We read of Him standing before Pilate, when He states, "My kingdom is not of this world: if My kingdom were of this world, then would My servants fight, that I should not be delivered to the Jews: but now is My kingdom not from hence" (John 18:36 KJV).

Why then do we insist upon embroiling ourselves in the politics of this world, when instead, we should be living for the advancement of the true kingdom of Jesus Christ. There are indeed two kingdoms, the kingdom of this world, and the kingdom of God. Let the world take care of the world, while we put our effort and energy into Christ's kingdom, where our allegiance truly belongs. 

Someday the kingdoms of this world will become the kingdoms of Christ, and He shall reign forever and ever. (Rev 11:15) Until then however, this world will wax worse and worse. We as followers of Jesus Christ, can accomplish far more good through the spreading of the gospel and fervent prayer. It has never worked to legislate righteousness through political means, and it never will. The "legalizing" of Christianity during the reign of Constantine is the perfect example of the error of mixing Church and state. Let the Church be the Church, living as strangers and aliens in this present world, looking for the city which is to come (Heb 13:14), while calling people out of the darkness of this world, into the kingdom of Christ (Col 1:13).

See also this link

Friday, February 19, 2016

Victory Over the World.

It is impossible to be a worldly Christian, as the values of this world are in opposition to the values of Christ and His kingdom.

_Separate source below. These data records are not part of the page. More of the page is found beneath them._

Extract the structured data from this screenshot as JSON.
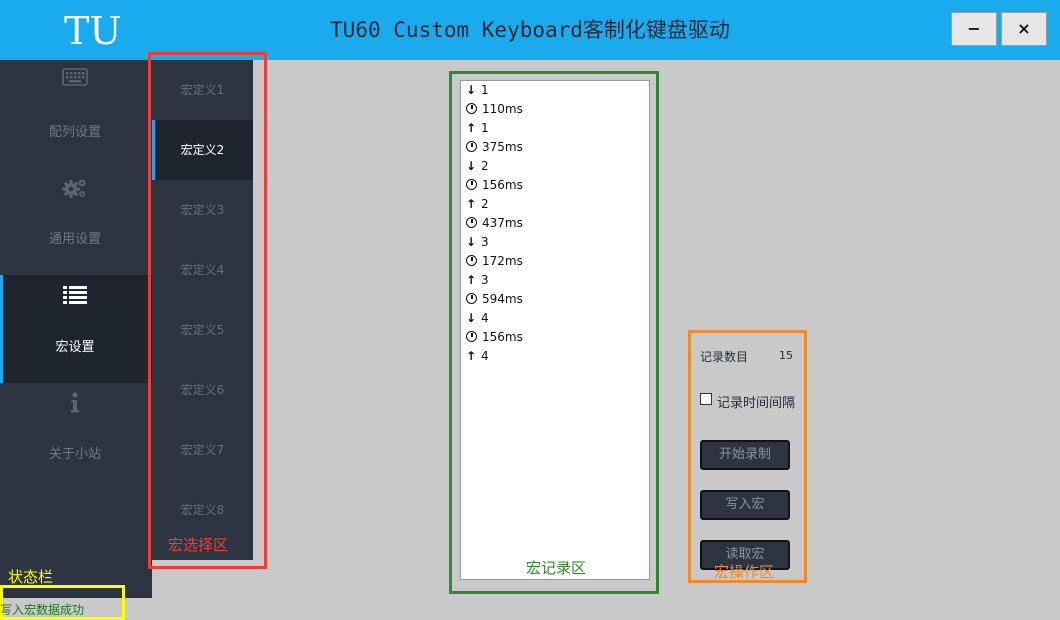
{
  "app": {
    "logo": "TU",
    "title": "TU60 Custom Keyboard客制化键盘驱动",
    "minimize_label": "−",
    "close_label": "×"
  },
  "nav": {
    "items": [
      {
        "label": "配列设置",
        "icon": "keyboard-icon",
        "active": false
      },
      {
        "label": "通用设置",
        "icon": "gears-icon",
        "active": false
      },
      {
        "label": "宏设置",
        "icon": "list-icon",
        "active": true
      },
      {
        "label": "关于小站",
        "icon": "info-icon",
        "active": false
      }
    ]
  },
  "macros": {
    "items": [
      "宏定义1",
      "宏定义2",
      "宏定义3",
      "宏定义4",
      "宏定义5",
      "宏定义6",
      "宏定义7",
      "宏定义8"
    ],
    "selected": "宏定义2"
  },
  "records": [
    {
      "type": "down",
      "text": "1"
    },
    {
      "type": "delay",
      "text": "110ms"
    },
    {
      "type": "up",
      "text": "1"
    },
    {
      "type": "delay",
      "text": "375ms"
    },
    {
      "type": "down",
      "text": "2"
    },
    {
      "type": "delay",
      "text": "156ms"
    },
    {
      "type": "up",
      "text": "2"
    },
    {
      "type": "delay",
      "text": "437ms"
    },
    {
      "type": "down",
      "text": "3"
    },
    {
      "type": "delay",
      "text": "172ms"
    },
    {
      "type": "up",
      "text": "3"
    },
    {
      "type": "delay",
      "text": "594ms"
    },
    {
      "type": "down",
      "text": "4"
    },
    {
      "type": "delay",
      "text": "156ms"
    },
    {
      "type": "up",
      "text": "4"
    }
  ],
  "ops": {
    "count_label": "记录数目",
    "count_value": "15",
    "interval_label": "记录时间间隔",
    "interval_checked": false,
    "start_record": "开始录制",
    "write_macro": "写入宏",
    "read_macro": "读取宏"
  },
  "annotations": {
    "macro_select": "宏选择区",
    "macro_record": "宏记录区",
    "macro_ops": "宏操作区",
    "status_bar": "状态栏"
  },
  "status": {
    "message": "写入宏数据成功"
  },
  "colors": {
    "title_bar": "#1aaaee",
    "nav_bg": "#2c3441",
    "nav_active": "#1f252e",
    "select_frame": "#e8413c",
    "record_frame": "#2e8b2e",
    "ops_frame": "#f08a30",
    "status_frame": "#ffff00"
  }
}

Ye adulterers and adulteresses, know ye not that the friendship of the world is enmity with God? Whosoever therefore will be a friend of the world is the enemy of God.
(James 4:4 KJV)

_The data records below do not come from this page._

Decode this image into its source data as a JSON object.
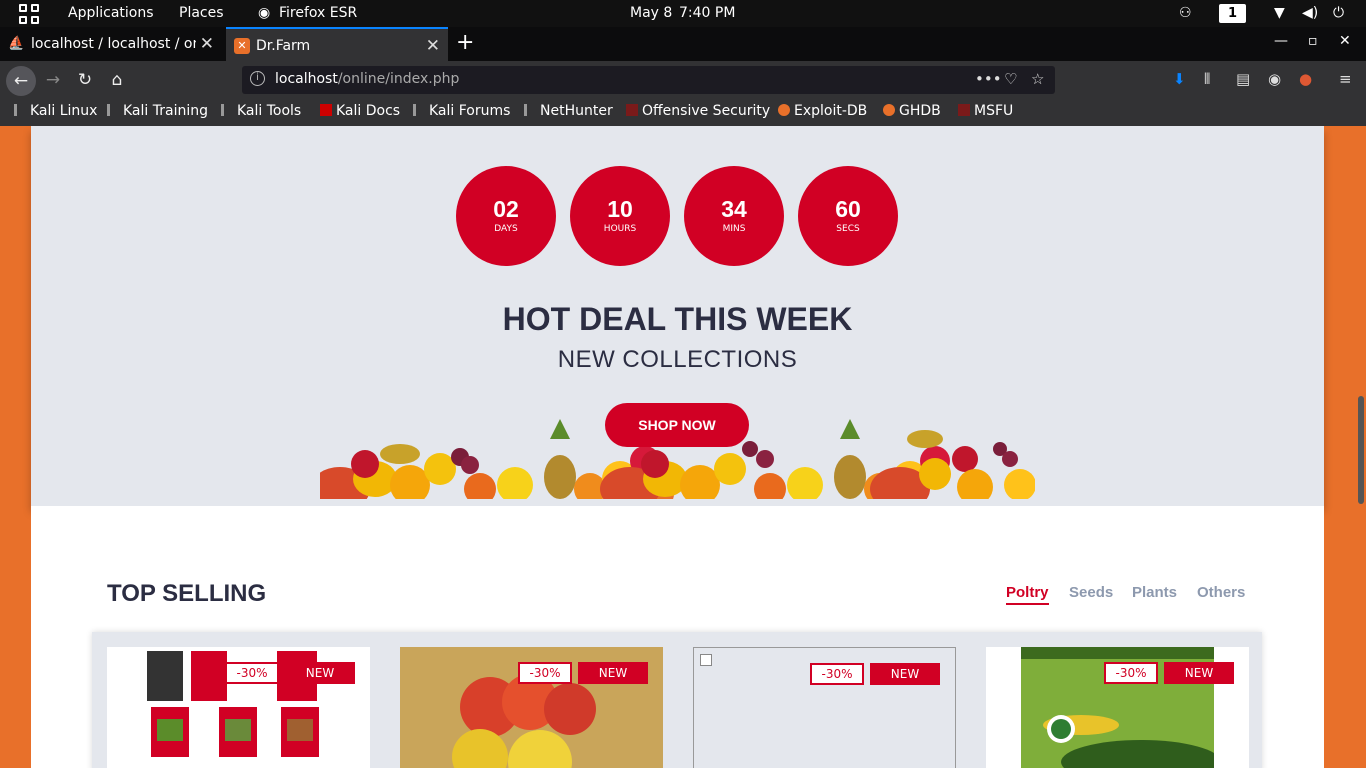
{
  "system_bar": {
    "applications": "Applications",
    "places": "Places",
    "browser": "Firefox ESR",
    "date": "May 8",
    "time": "7:40 PM",
    "workspace": "1"
  },
  "tabs": [
    {
      "label": "localhost / localhost / onli",
      "active": false
    },
    {
      "label": "Dr.Farm",
      "active": true
    }
  ],
  "url": {
    "host": "localhost",
    "path": "/online/index.php"
  },
  "bookmarks": [
    "Kali Linux",
    "Kali Training",
    "Kali Tools",
    "Kali Docs",
    "Kali Forums",
    "NetHunter",
    "Offensive Security",
    "Exploit-DB",
    "GHDB",
    "MSFU"
  ],
  "countdown": [
    {
      "value": "02",
      "unit": "Days"
    },
    {
      "value": "10",
      "unit": "Hours"
    },
    {
      "value": "34",
      "unit": "Mins"
    },
    {
      "value": "60",
      "unit": "Secs"
    }
  ],
  "deal": {
    "title": "HOT DEAL THIS WEEK",
    "subtitle": "NEW COLLECTIONS",
    "button": "SHOP NOW"
  },
  "top_selling": {
    "title": "TOP SELLING",
    "tabs": [
      "Poltry",
      "Seeds",
      "Plants",
      "Others"
    ],
    "active_tab": "Poltry",
    "products": [
      {
        "discount": "-30%",
        "label": "NEW"
      },
      {
        "discount": "-30%",
        "label": "NEW"
      },
      {
        "discount": "-30%",
        "label": "NEW"
      },
      {
        "discount": "-30%",
        "label": "NEW"
      }
    ]
  },
  "colors": {
    "accent": "#d10024",
    "page_bg": "#e8702a",
    "section_bg": "#e4e7ed",
    "text_dark": "#2b2d42"
  }
}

Jesus tells us that we cannot serve two masters. Our allegiance cannot be divided (Matt 6:24). Likewise, friendship with the world puts us at odds with God. The things that this world esteems make it impossible to serve Christ with the wholehearted devotion that He demands of His followers. We read in 1 John,

Love not the world, neither the things that are in the world. If any man love the world, the love of the Father is not in him.
For all that is in the world, the lust of the flesh, and the lust of the eyes, and the pride of life, is not of the Father, but is of the world. 
And the world passeth away, and the lust thereof: but he that doeth the will of God abideth forever.
(1 John 2:15-17 KJV)

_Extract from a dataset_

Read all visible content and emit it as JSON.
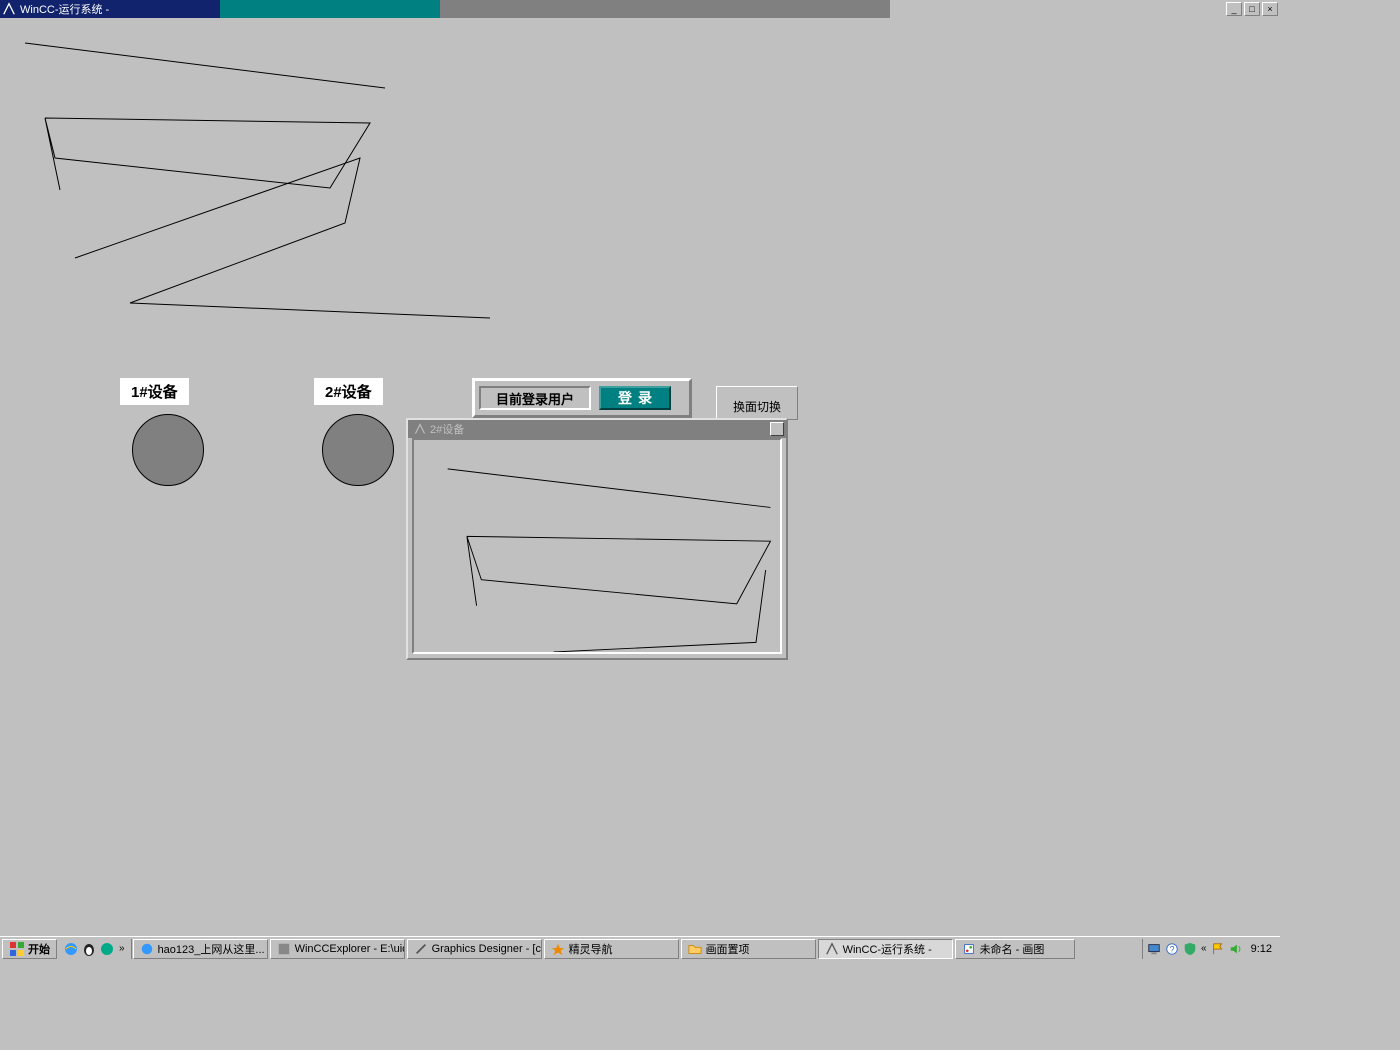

Once again, it is impossible to love the things of this world and God at the same time. Those who claim to love God and yet live in the pursuit of worldly pleasures and accomplishments show that they neither love, or even know God.

Love towards God requires obedience. To truly love someone is to desire the highest good of that person, even to the giving of ourselves to meet the needs, and promote the well being of that individual. To truly love God requires that we seek His will and kingdom (Matt 6:33); it is to do all in His name, and for His glory (Col 3:17; 1 Cor 6:20, 10:31). Obedience to the commandments of Jesus Christ will flow naturally from the disciple who truly loves Him (John 14:21-24; 1 John 5:2-3). 

We are required to Love God with the entirety of our beings (Deut 6:4-9). This is upheld by the words of our Lord Jesus as well (Matt 22:36-40). Love is something that cannot be legislated; it cannot be coerced, it must come from the heart willingly, and unrestrained. Jesus demands this love, as the Highest good in the universe. How can we measure up? How can we overcome this world with all of its vain trappings; with all of the things that would steal our hearts from the One who truly deserves our highest affections? 

For whatsoever is born of God overcometh the world: and this is the victory thst overcometh the world, even our faith.
Who is he that overcometh the world, but he that believeth that Jesus is the son of God? 
(1 John 5:4-5 KJV)

If we are not overcoming the world, it is overcoming us! We overcome by faith in the risen Christ, Jesus the son of God. When we trust, we will obey, with a faith that works by love (Gal 5:6).